State Forests for the Environment
Let’s start with what forests mean to the world. In the process of photosynthesis, plants take carbon dioxide from the air and give back the oxygen necessary for life. So it is not without reason that we call forests the great oxygen factories. Forests are particularly important for developed societies living in areas with high levels of pollution and climate change due to industrial activities. A forest usually represents a huge area that works well as a natural air filter. Trees are good at trapping all sorts of industrial pollutants generated by factories. One adult pine tree ‘produces’ the oxygen for three people to live!
A forest growing on mountain slopes can hold an enormous amount of water. Also, forested mountain soils and litter are as absorbent as a sponge and retain a lot of water during heavy rainfall or melting snow, giving it back later gradually. As a result, expensive dams and reservoirs protecting inhabited areas from flooding do not have to be built everywhere in the mountains. As an example, we can mention the flood of the century in 1997. Huge masses of water flowed down the treeless slopes of the Sudetenland, wreaking havoc in the Oder basin. Of course, the forests would not have protected the inhabitants from such a terrible cataclysm, as it was caused by unusually heavy precipitation, but if the ‘forest barrier’ had been in place, the damage would probably have been much less.

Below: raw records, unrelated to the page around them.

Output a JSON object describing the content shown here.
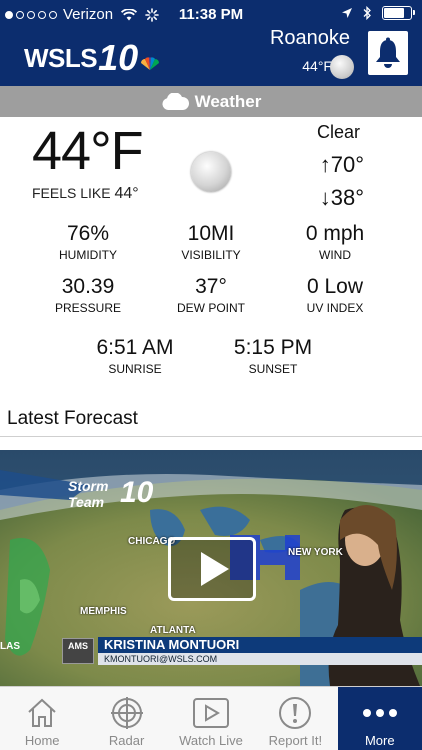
{
  "status_bar": {
    "carrier": "Verizon",
    "time": "11:38 PM",
    "battery_level": 0.75
  },
  "header": {
    "logo_text": "WSLS",
    "logo_number": "10",
    "city": "Roanoke",
    "temp": "44°F"
  },
  "weather_bar": {
    "label": "Weather"
  },
  "current": {
    "temp": "44°F",
    "feels_like_label": "FEELS LIKE",
    "feels_like_value": "44°",
    "condition": "Clear",
    "high": "↑70°",
    "low": "↓38°"
  },
  "stats": {
    "humidity": {
      "value": "76%",
      "label": "HUMIDITY"
    },
    "visibility": {
      "value": "10MI",
      "label": "VISIBILITY"
    },
    "wind": {
      "value": "0 mph",
      "label": "WIND"
    },
    "pressure": {
      "value": "30.39",
      "label": "PRESSURE"
    },
    "dew_point": {
      "value": "37°",
      "label": "DEW POINT"
    },
    "uv_index": {
      "value": "0 Low",
      "label": "UV INDEX"
    },
    "sunrise": {
      "value": "6:51 AM",
      "label": "SUNRISE"
    },
    "sunset": {
      "value": "5:15 PM",
      "label": "SUNSET"
    }
  },
  "forecast": {
    "title": "Latest Forecast",
    "video": {
      "brand_line1": "Storm",
      "brand_line2": "Team",
      "brand_number": "10",
      "map_labels": {
        "chicago": "CHICAGO",
        "new_york": "NEW YORK",
        "memphis": "MEMPHIS",
        "atlanta": "ATLANTA",
        "las": "LAS"
      },
      "badge": "AMS",
      "anchor_name": "KRISTINA MONTUORI",
      "anchor_email": "KMONTUORI@WSLS.COM"
    }
  },
  "tabs": [
    {
      "label": "Home",
      "icon": "home-icon"
    },
    {
      "label": "Radar",
      "icon": "radar-icon"
    },
    {
      "label": "Watch Live",
      "icon": "play-icon"
    },
    {
      "label": "Report It!",
      "icon": "alert-icon"
    },
    {
      "label": "More",
      "icon": "more-icon"
    }
  ],
  "colors": {
    "header_bg": "#0c2d6e",
    "weather_bar_bg": "#9e9e9e",
    "tab_active_bg": "#0c2d6e"
  }
}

The role of trees
Nearly half of the forest stands in State Forests are called protective forests. They protect many elements of the natural environment. The largest number of protective forests is in industrial impact zones. No less important and numerous are water-protective forests, protecting, for example, springs or river and lake shores from subsidence. Forests also provide protection for soils, preventing their erosion or depletion. They act as a barrier to avalanches and landslides in the mountains. They protect the local microclimate of health resorts, which is particularly beneficial for rehabilitation and treatment. They also have a wind-protective function – by reducing the force of the wind several times, they shield human settlements and agricultural crops. They beautify the landscape and recreation areas of the population.
Forests for biodiversity
Forest conversion, heathland mowing, the establishment of bee hives, and the activities of the Forest Gene Bank are just a few smaller or larger examples of measures aimed at preserving biodiversity.
For many years, State Forests have been involved in activities to preserve as many species as possible. They actively protect valuable habitats with rare plants and animals – Poland’s largest mammals such as the European bison and the small dormouse. Foresters know that protecting biodiversity depends on sustainable land use. That is why, among other things, they preserve old hollow trees in the forests, which are valuable for biodiversity.
Did you know that…
- Just one hectare of forest can absorb up to 140-250 tonnes of CO2 in a year!
- One adult pine tree produces the oxygen for three people to live!
- The forest is a natural retention reservoir filtering and storing clean and healthy water.
- Trees release antibacterial substances – phytoncides – into the atmosphere.
- Pine, birch, and juniper trees produce a bacteria-free zone of up to 3-5 m around them. Pine phytoncides cure tuberculosis. Substances secreted by oaks kill dysentery bacteria. Fir needles cure diphtheria.
- The forest reduces noise levels.